Update to main text para 13.11, page 399: Withdrawal of treatment in MCS        

Abertawe Bro Morgannwg University Local Health Board v RY & CP [016] EWHC 3256 (Fam)

Decided only months after Briggs and Baker J’s Oxford speech (see main text at para 13.13.), this unsuccessful application for withdrawal of life-sustaining treatment (namely, deep suctioning to keep patent a tracheostomy tube and thus RY’s air way) is the near mirror image of Briggs in factual terms. It is also a salutary illustration of the almost unique challenge MCS poses to those evaluating the burdens and benefits of life-sustaining treatment, given our very limited understanding of the life experienced by a patient in a prolonged disorder of consciousness.

Update to para 2.5, page 33

New footnote 6:

White v Philips [2017] EWHC 386 (Ch)

The legal test as to testamentary capacity is a common law one and the classic statement of the test, being found in Banks v Goodfellow (1870) LR5 QB 549, is almost 150 years old. Since judicial application of the test occurs in contested, adversarial proceedings, the evidential burden of proof and the manner in which it shifts are significant and were live issues in this case. All of these distinguishing factors combine to make this fascinating decision of HHJ Saffman of academic interest to those concerned with the application of sections 1, 2 and 3 of the MCA 2005 to medical treatment decisions in the Court of Protection.

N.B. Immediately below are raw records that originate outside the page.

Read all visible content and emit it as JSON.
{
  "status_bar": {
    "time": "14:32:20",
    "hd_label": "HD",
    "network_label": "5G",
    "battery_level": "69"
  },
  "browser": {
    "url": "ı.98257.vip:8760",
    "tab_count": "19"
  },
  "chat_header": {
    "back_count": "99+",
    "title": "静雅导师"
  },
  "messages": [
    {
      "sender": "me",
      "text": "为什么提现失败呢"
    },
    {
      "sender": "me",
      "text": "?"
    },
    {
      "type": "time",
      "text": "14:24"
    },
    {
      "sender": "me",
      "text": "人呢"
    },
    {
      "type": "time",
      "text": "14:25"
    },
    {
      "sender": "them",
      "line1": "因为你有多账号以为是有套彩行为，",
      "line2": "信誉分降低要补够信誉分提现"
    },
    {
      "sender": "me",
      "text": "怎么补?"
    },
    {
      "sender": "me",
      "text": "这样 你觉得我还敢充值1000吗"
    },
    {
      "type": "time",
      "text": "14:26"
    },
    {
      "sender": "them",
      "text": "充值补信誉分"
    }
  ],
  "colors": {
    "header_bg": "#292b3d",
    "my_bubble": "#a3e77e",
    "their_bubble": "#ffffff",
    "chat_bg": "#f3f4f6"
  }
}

Update on Thefaut v Johnson, para 1.26, page 18

In Spencer v Hillingdon Hospital NHS Trust[1] it was determined that the Montgomery approach to informed consent was simply a variant of Bolam and that the test was: would the ‘ordinary sensible patient’ feel justifiably aggrieved at not being provided with the information in issue. In Thefaut v Johnson[2] Green J (correctly in the authors’ view) rejected that approach, indicating that it failed to give sufficient weight to the subjective – and patient-centric – approach required by the Supreme Court in Montgomery.[3] 

Update to para 5.12, page 132: Introduction to the Official Solicitor
para 5.26, page 147: Litigation Friend
para 5.58, page 170: The High Court’s inherent jurisdiction in relation to vulnerable adults
Appendix 5.7 

The Official Solicitor has issued a new and amplified Practice Direction - Appointment In Family Proceedings And Proceedings Under The Inherent Jurisdiction In Relation To Adults, January 2017: http://bit.ly/2lYHJ8O.
This replaces the Practice Direction issued in March 2013, set out at Appendix 5.7.

Update to para 6.1, page 174: General

R (ota Ferreira) v HM Senior Coroner for Inner South London [2017] EWCA Civ 31 addresses the tangled issue of what actually constitutes a deprivation of liberty. It is a further retreat by the judiciary from the far-reaching implications of Cheshire West.